This article was authored by Cristina Goulart of the Town of Windsor for RRWA. RRWA (www.rrwatershed.org) is an association of local public agencies in the Russian River Watershed that have come together to coordinate regional programs for clean water, habitat restoration, and watershed enhancement.

5 Russian River Friendly Car Washing Tips

Can you wash a car without wasting water and harming the environment? The answer is Yes, if you plan ahead and understand that everything that’s been stuck to your car—gasoline, oil, heavy metal particles, tar, and particulate matter from exhaust fumes—has the potential to flow from your wash area to the nearest storm drain and eventually reach the Russian River. Here are five simple tips to “go green” while washing cars, without wasting water or harming the environment:
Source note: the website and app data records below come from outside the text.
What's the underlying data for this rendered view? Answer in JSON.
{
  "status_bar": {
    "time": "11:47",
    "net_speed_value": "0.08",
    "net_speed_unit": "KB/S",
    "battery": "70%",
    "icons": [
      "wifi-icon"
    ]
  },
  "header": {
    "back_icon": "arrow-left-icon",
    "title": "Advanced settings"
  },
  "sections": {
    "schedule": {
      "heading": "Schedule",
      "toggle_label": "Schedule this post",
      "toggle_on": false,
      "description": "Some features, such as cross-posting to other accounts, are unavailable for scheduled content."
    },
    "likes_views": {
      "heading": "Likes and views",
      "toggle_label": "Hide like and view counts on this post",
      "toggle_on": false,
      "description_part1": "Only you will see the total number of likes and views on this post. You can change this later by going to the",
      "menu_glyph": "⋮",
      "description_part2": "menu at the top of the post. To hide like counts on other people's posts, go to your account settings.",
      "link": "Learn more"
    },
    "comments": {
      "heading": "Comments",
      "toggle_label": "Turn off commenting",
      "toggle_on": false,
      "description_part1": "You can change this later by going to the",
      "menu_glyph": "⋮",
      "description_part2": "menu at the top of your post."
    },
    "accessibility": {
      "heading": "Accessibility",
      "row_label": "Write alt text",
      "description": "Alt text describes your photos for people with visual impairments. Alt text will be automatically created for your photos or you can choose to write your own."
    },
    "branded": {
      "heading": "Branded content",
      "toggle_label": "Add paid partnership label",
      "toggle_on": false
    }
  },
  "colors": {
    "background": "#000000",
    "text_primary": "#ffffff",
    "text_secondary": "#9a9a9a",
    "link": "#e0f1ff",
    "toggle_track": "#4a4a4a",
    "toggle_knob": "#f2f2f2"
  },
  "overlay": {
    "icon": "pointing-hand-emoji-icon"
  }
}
  1. Wash on a permeable surface (lawn, gravel, dirt). If you make only one small change in your car washing routine, let it be this! By moving your car wash to a flat non-paved surface, and away from storm drains, you allow the washwater time to be collected and absorbed into the soil where pollutants can be broken down naturally.
  2. Take your car to a commercial car washing facility. Most commercial car wash facilities will filter rinse water and direct it to a sanitary sewer where it will get treated and possibly reused (recycled water). Moreover, according to the International Car Wash Association, the average person washing a car at home uses a whopping 80 to 140 gallons of water, as opposed to the 45 gallons typically used at a car wash.
  3. Rethink your fundraising car wash. If you are a holding a community car wash on a paved area, plan to block the storm drains receiving the rinse water and pump the accumulated rinse water into a sanitary sewer inlet, or direct the water to a landscaped area where it can soak in. Before planning a fundraising car wash, please call your local municipality for the latest requirements and guidelines. You can get more detailed information by going to the following web links: http://www.sonoma-county.org/prmd/sw/pp-home-carwash.htm   or http://www.co.mendocino.ca.us/planning/pdf/River_Friendly_car_wash.pdf.
  4. Swap out cleaners for eco-friendly or homemade cleaners. There are several ready-made, ecofriendly car wash products available, some are even waterless. Homemade cleaners can save the environment and your money. Use natural ingredients like baking soda and vinegar. Try soaking a cloth with vinegar or denatured alcohol to soak and rub off dried bugs. Denatured alcohol will also remove tar and sap. Remember to rinse the treated area with water and rewax, as vinegar can strip a car’s finish.
  5. Increase the time between washing or try a self-serve car wash station. Bring your own eco-friendly car wash products to a self-serve car wash station where pressurized water dispensers help to control and reduce the amount of water used in your wash. Wastewater from your wash will drain into sewer grates for proper treatment.

 

This article was authored by Sabrina Barron, RRWA staff. RRWA (www.rrwatershed.org) is an association of local public agencies in the Russian River Watershed that have come together to coordinate regional programs for clean water, habitat restoration, and watershed enhancement.